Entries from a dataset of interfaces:
::::
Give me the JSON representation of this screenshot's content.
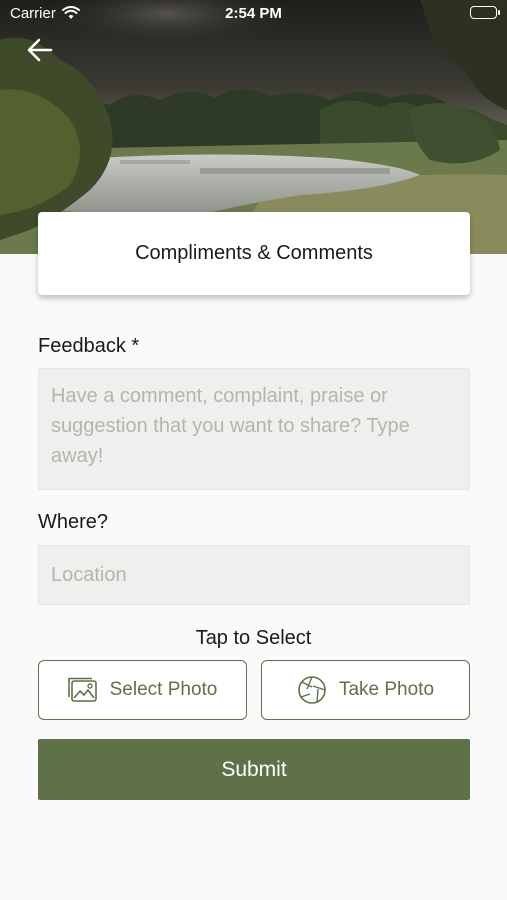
{
  "status_bar": {
    "carrier": "Carrier",
    "time": "2:54 PM"
  },
  "header": {
    "title": "Compliments & Comments"
  },
  "form": {
    "feedback": {
      "label": "Feedback *",
      "value": "",
      "placeholder": "Have a comment, complaint, praise or suggestion that you want to share? Type away!"
    },
    "where": {
      "label": "Where?",
      "value": "",
      "placeholder": "Location"
    },
    "photo": {
      "prompt": "Tap to Select",
      "select_label": "Select Photo",
      "take_label": "Take Photo"
    },
    "submit_label": "Submit"
  },
  "icons": {
    "back": "arrow-left-icon",
    "wifi": "wifi-icon",
    "battery": "battery-icon",
    "select_photo": "image-icon",
    "take_photo": "camera-aperture-icon"
  },
  "colors": {
    "accent": "#5e7148",
    "field_bg": "#f0efed",
    "placeholder": "#b6b4ae",
    "background": "#fafafa"
  }
}
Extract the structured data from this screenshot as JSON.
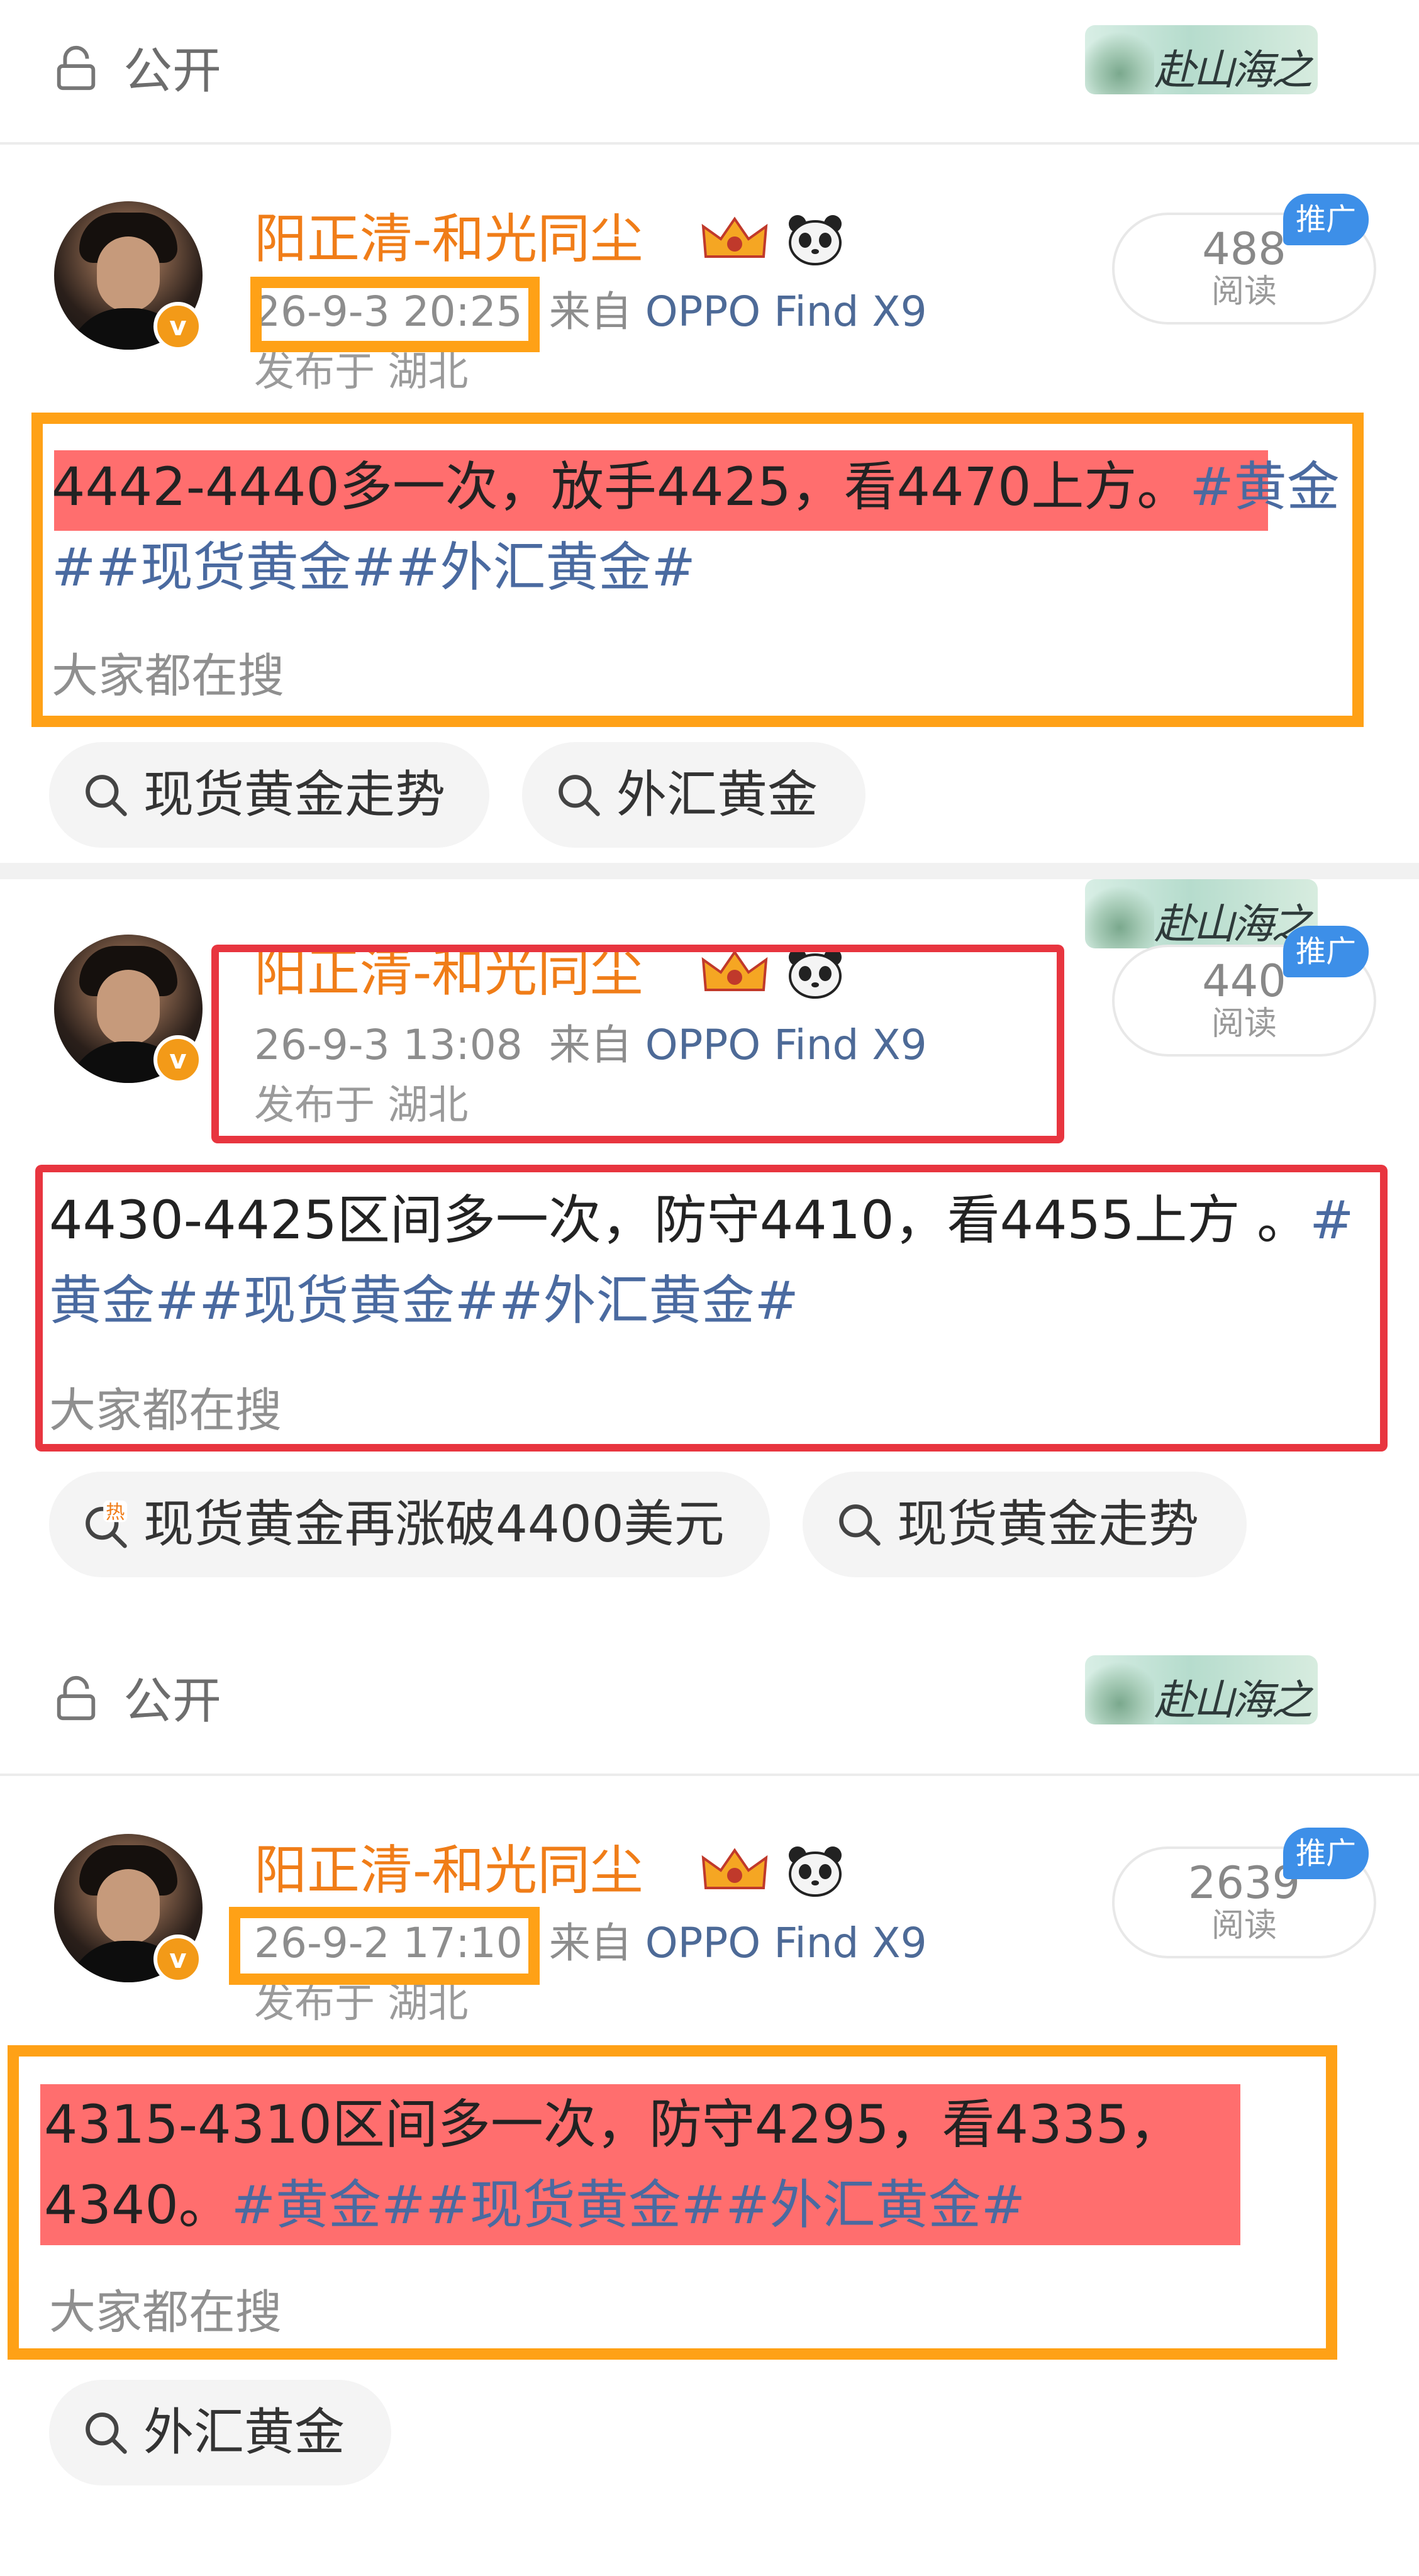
{
  "public_bar": {
    "label": "公开",
    "banner_text": "赴山海之约"
  },
  "post_common": {
    "reads_label": "阅读",
    "promo_label": "推广",
    "location": "发布于 湖北",
    "search_label": "大家都在搜"
  },
  "posts": [
    {
      "author": "阳正清-和光同尘",
      "time": "26-9-3 20:25",
      "source_prefix": "来自",
      "device": "OPPO Find X9",
      "reads": "488",
      "content_text": "4442-4440多一次，放手4425，看4470上方。",
      "content_tags": "#黄金##现货黄金##外汇黄金#",
      "chips": [
        "现货黄金走势",
        "外汇黄金"
      ]
    },
    {
      "author": "阳正清-和光同尘",
      "time": "26-9-3 13:08",
      "source_prefix": "来自",
      "device": "OPPO Find X9",
      "reads": "440",
      "content_text": "4430-4425区间多一次，防守4410，看4455上方 。",
      "content_tags": "#黄金##现货黄金##外汇黄金#",
      "chips": [
        "现货黄金再涨破4400美元",
        "现货黄金走势"
      ],
      "hot_label": "热"
    },
    {
      "author": "阳正清-和光同尘",
      "time": "26-9-2 17:10",
      "source_prefix": "来自",
      "device": "OPPO Find X9",
      "reads": "2639",
      "content_text": "4315-4310区间多一次，防守4295，看4335，4340。",
      "content_tags": "#黄金##现货黄金##外汇黄金#",
      "chips": [
        "外汇黄金"
      ]
    }
  ],
  "colors": {
    "highlight_box": "#ffa116",
    "red_box": "#e8353f",
    "name": "#f07d18",
    "tag": "#4a6aa0"
  }
}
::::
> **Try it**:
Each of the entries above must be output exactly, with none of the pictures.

> **Answer below**:
Give me the JSON representation of this screenshot's content.
{
  "status_bar": {
    "carrier": "Carrier",
    "time": "2:54 PM"
  },
  "header": {
    "title": "Compliments & Comments"
  },
  "form": {
    "feedback": {
      "label": "Feedback *",
      "value": "",
      "placeholder": "Have a comment, complaint, praise or suggestion that you want to share? Type away!"
    },
    "where": {
      "label": "Where?",
      "value": "",
      "placeholder": "Location"
    },
    "photo": {
      "prompt": "Tap to Select",
      "select_label": "Select Photo",
      "take_label": "Take Photo"
    },
    "submit_label": "Submit"
  },
  "icons": {
    "back": "arrow-left-icon",
    "wifi": "wifi-icon",
    "battery": "battery-icon",
    "select_photo": "image-icon",
    "take_photo": "camera-aperture-icon"
  },
  "colors": {
    "accent": "#5e7148",
    "field_bg": "#f0efed",
    "placeholder": "#b6b4ae",
    "background": "#fafafa"
  }
}
Extract the structured data from this screenshot as JSON.
{
  "public_bar": {
    "label": "公开",
    "banner_text": "赴山海之约"
  },
  "post_common": {
    "reads_label": "阅读",
    "promo_label": "推广",
    "location": "发布于 湖北",
    "search_label": "大家都在搜"
  },
  "posts": [
    {
      "author": "阳正清-和光同尘",
      "time": "26-9-3 20:25",
      "source_prefix": "来自",
      "device": "OPPO Find X9",
      "reads": "488",
      "content_text": "4442-4440多一次，放手4425，看4470上方。",
      "content_tags": "#黄金##现货黄金##外汇黄金#",
      "chips": [
        "现货黄金走势",
        "外汇黄金"
      ]
    },
    {
      "author": "阳正清-和光同尘",
      "time": "26-9-3 13:08",
      "source_prefix": "来自",
      "device": "OPPO Find X9",
      "reads": "440",
      "content_text": "4430-4425区间多一次，防守4410，看4455上方 。",
      "content_tags": "#黄金##现货黄金##外汇黄金#",
      "chips": [
        "现货黄金再涨破4400美元",
        "现货黄金走势"
      ],
      "hot_label": "热"
    },
    {
      "author": "阳正清-和光同尘",
      "time": "26-9-2 17:10",
      "source_prefix": "来自",
      "device": "OPPO Find X9",
      "reads": "2639",
      "content_text": "4315-4310区间多一次，防守4295，看4335，4340。",
      "content_tags": "#黄金##现货黄金##外汇黄金#",
      "chips": [
        "外汇黄金"
      ]
    }
  ],
  "colors": {
    "highlight_box": "#ffa116",
    "red_box": "#e8353f",
    "name": "#f07d18",
    "tag": "#4a6aa0"
  }
}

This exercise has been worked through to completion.